    Emissivity’s dependence on thickness?

    Jerry Pham



      The tutorial “150W Halogen Floodlight” example uses Emissivity Coefficient:


      but there is a question on the exact definition for this: it ϵ thickness-dependent?

      According to http://en.wikipedia.org/wiki/Emissivity:

      Although it is common to discuss the "emissivity of a material" (such as the emissivity of highly polished silver), the emissivity of a material does in general depend on its thickness. The emissivities quoted for materials are for samples of infinite thickness (which, in practice, means samples which are optically thick) — thinner samples of material will have reduced emissivity.

      Most emissivities found in handbooks and on websites of many infrared imaging and temperature sensor companies are the type discussed here, total emissivity. However, the distinction needs to be made that the wavelength-dependent or spectral emissivity is the more significant parameter to be used when one is seeking an emissivity correction for a temperature measurement device.


      I wonder in doing the calculations, does Solidworks make any adjustment according to the actual thickness of a surface?




        • Re: Emissivity’s dependence on thickness?
          Bill McEachern

          I am thinking that optical depth or thickness they are eferring to is in relation the wave lengths of the light not any sort of swx dimensions. In the base package it is black body radition anyway. If you have the HVAC module which handles spectral sensitivities and absorption in solids it would still likely be considered "thick". It will be whatever number you give it.

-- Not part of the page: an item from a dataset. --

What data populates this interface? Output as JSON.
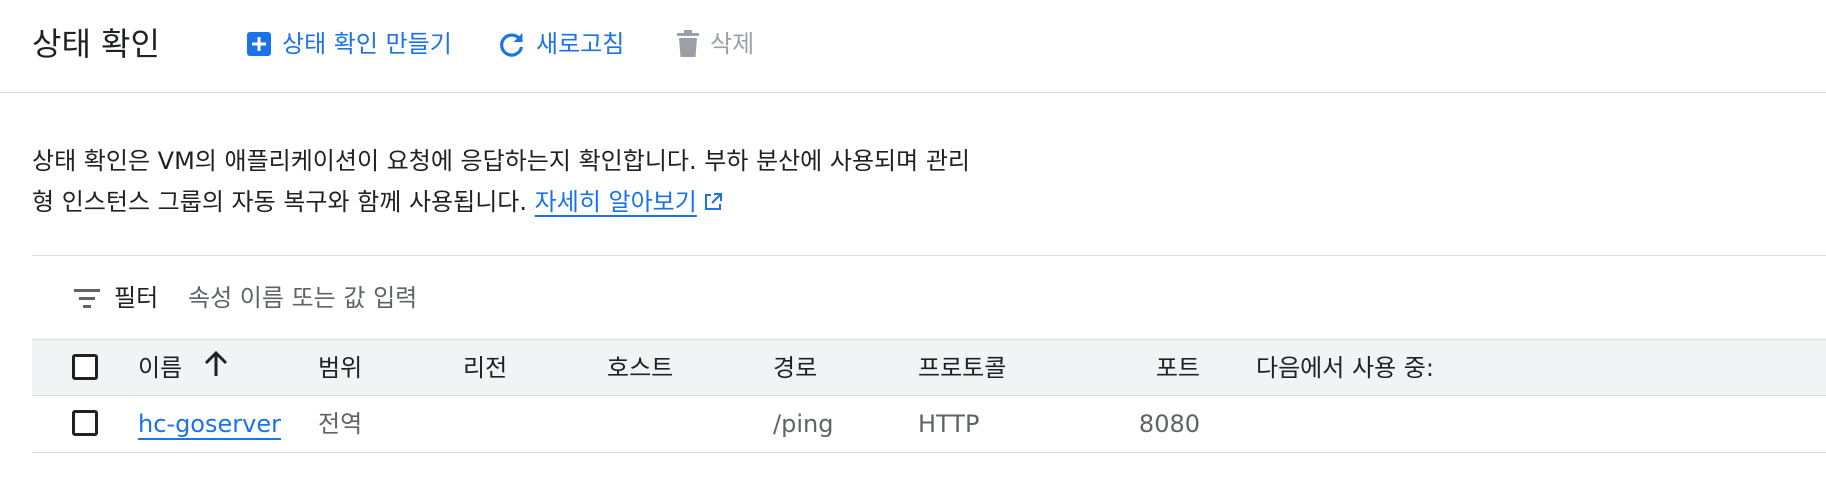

          • Re: Emissivity’s dependence on thickness?
            Chris Michalski

            Jerry, from my limited knowledge in this, most anything modeled in SW is going to be considered optically thick.  In order for the emissivity to vary with thickness you are considering materials which are so thin that photons do not encounter atoms on their passage through the material.

            The emissivity SW applies is based on the entire projected area relating to an atom or molecule in the solid, not materials so thin that an appreciable percentage allows direct radiation through the material avoiding diffraction and reflection.

            What physicaly thickness that eqautes to would take some research based on individual materials.

            • Re: Emissivity’s dependence on thickness?
              Jared Conway

              "I wonder in doing the calculations, does Solidworks make any adjustment according to the actual thickness of a surface?"


              have you found such a correction factor in your research?


              my suggestion would be to find an example that shows the effect of thickness and compare it in flow simulation but my guess is there is no correction. how would flow simulation know the thickness of a part relative to the surface is?


              like bill mentioned, this is black body radiation which is what almost all standard calculations are based on and the only adjustments is when you get to the HVAC module.


              another question you might ask yourself, does your application potentially "suffer" from this limitation? if so and flow simulation didn't exist, how would you incoporate an adjustment?

                • Re: Emissivity’s dependence on thickness?
                  Jerry Pham




                  For the 150W halogen lamp example in the tutorial, the quartz glass is actually modeled as a "semi-transparent" absorptive surface. Is this an example that the surface material is not assumed to be optically thick (otherwise it will be opaque and no light could come out).


                  How does Solidworks determine the amout of radiative energy been absorbed by the software? Does it use Lambert's law and do the calculation incorporating the surface thickness?




                    • Re: Emissivity’s dependence on thickness?
                      Jared Conway

                      with radiation, components are either opaque to radiation or transparent to radiation. the option you're looking at is from the HVAC module which allows the component to absorb some vs none/all of the radiation. the methods are all described in the technical reference. please review the types of radiation that are used by flow simulation. I think you're getting radiation and light mixed up.